Records contained in a dataset:
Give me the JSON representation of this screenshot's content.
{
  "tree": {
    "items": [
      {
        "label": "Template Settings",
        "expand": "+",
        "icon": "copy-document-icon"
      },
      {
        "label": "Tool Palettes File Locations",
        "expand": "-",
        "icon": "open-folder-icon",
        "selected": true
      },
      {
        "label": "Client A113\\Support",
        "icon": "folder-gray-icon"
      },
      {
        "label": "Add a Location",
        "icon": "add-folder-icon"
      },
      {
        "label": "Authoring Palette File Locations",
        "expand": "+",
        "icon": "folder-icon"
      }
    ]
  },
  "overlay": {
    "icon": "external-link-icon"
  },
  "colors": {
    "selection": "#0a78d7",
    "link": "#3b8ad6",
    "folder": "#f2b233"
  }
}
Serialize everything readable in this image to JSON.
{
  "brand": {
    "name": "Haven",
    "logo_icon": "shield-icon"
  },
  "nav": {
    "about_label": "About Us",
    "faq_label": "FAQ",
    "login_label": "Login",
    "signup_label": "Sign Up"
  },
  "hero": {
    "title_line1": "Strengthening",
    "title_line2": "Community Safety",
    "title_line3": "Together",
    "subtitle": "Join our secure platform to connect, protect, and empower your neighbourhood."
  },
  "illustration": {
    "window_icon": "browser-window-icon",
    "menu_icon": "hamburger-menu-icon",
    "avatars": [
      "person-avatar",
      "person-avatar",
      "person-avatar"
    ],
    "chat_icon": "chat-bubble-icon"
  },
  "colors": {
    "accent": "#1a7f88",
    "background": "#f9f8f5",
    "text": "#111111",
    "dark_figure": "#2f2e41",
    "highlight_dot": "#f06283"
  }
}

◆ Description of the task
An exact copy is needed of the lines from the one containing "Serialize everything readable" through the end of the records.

◆ Result for this task
Serialize everything readable in this image to JSON.
{
  "brand": {
    "name": "Haven",
    "logo_icon": "shield-icon"
  },
  "nav": {
    "about_label": "About Us",
    "faq_label": "FAQ",
    "login_label": "Login",
    "signup_label": "Sign Up"
  },
  "hero": {
    "title_line1": "Strengthening",
    "title_line2": "Community Safety",
    "title_line3": "Together",
    "subtitle": "Join our secure platform to connect, protect, and empower your neighbourhood."
  },
  "illustration": {
    "window_icon": "browser-window-icon",
    "menu_icon": "hamburger-menu-icon",
    "avatars": [
      "person-avatar",
      "person-avatar",
      "person-avatar"
    ],
    "chat_icon": "chat-bubble-icon"
  },
  "colors": {
    "accent": "#1a7f88",
    "background": "#f9f8f5",
    "text": "#111111",
    "dark_figure": "#2f2e41",
    "highlight_dot": "#f06283"
  }
}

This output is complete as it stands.